# Power of a square root of a logarithm

I'll be frank. This is homework. And I'm not actually asking for the answer. Just for... something.

$$\frac{f(n)}{g(n)} = \frac{n^a}{2^{\sqrt{\ln n}}}, a \in \mathbf{N}, a > 1$$

The point is to apply a limit and get to either a constant, zero or infinity, when $$n$$ gets close to infinity, obviously. It seems that I need to move the $$n$$ in the denominator to the numerator, but it's just dug in so deep. This is a fraction, so the only operation I can do on both sides is multiplication and there are no common factors on both sides. I can do a Lhopital rule, but deriving the denominator will still get me a variation of the original value.

Basically, is there any hint on how I can get rid of the $$2$$ and just reach the square root of the natural logarithm directly? Then, things are obviously much easier. Or change the denominator so that the derivation produces something useful?

Again, I'm not looking for the solution, just for a starting point. I tried many things and I never seem to be getting anywhere.

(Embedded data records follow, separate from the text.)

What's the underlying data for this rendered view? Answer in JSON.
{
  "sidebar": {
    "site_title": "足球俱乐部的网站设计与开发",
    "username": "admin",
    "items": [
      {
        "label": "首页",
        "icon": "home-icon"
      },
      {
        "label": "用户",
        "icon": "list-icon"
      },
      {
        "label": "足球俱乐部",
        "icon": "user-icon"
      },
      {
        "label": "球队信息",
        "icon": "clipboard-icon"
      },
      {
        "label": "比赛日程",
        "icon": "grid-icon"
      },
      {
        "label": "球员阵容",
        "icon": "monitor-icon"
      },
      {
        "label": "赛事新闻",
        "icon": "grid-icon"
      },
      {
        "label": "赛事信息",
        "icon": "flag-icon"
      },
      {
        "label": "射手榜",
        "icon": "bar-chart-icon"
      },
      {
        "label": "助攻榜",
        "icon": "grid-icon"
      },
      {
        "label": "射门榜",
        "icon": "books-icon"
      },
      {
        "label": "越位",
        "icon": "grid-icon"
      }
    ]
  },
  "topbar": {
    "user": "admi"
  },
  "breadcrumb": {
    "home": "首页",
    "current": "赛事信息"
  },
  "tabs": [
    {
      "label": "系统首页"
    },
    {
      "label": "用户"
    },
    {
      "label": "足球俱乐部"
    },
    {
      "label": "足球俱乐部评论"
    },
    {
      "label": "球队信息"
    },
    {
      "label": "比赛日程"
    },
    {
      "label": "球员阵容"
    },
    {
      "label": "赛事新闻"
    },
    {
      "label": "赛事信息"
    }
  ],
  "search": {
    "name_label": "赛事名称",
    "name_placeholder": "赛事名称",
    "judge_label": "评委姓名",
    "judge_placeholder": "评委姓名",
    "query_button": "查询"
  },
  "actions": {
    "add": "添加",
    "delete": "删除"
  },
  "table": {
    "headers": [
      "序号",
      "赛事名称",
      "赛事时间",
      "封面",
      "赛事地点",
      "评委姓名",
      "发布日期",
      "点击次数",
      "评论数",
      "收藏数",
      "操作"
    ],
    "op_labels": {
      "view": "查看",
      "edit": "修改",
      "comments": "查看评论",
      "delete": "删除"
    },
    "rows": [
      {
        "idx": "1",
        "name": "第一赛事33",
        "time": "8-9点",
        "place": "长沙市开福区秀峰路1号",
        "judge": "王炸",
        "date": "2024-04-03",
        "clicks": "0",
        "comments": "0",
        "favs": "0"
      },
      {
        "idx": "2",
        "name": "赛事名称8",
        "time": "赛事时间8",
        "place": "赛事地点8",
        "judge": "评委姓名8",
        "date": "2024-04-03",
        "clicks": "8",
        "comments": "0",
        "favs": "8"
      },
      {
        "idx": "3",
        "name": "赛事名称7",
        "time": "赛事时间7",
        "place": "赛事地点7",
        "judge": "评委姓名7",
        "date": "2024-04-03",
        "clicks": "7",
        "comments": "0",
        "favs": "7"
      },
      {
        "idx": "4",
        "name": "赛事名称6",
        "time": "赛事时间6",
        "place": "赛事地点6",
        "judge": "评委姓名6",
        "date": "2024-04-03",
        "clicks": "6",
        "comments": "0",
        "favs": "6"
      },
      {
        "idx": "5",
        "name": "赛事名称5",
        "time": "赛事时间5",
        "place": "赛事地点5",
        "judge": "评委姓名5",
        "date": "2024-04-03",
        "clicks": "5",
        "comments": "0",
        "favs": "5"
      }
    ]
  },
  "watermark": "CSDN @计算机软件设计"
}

You may set $$n=e^{t^2}$$ and now consider the new expression for $$t \to +\infty$$.
• @eje211 : In order to get rid of the logarithm, I need $e^{something}$. To get rid of the root, that something should be a square. Feb 6, 2020 at 3:51
• Oh, because then, I have an $e$ where my $n$ was, but also a variable and a square! I never would have thought of changing the variable! Feb 6, 2020 at 3:52
Write $$k=\sqrt{\ln n}$$. We have $$k\to\infty$$ when $$n\to\infty$$ and $$n=e^{k^2}$$. $$\frac{n^a}{2^{\sqrt{\ln n}}}=\frac{e^{ak^2}}{2^k}$$ Now something should be clear.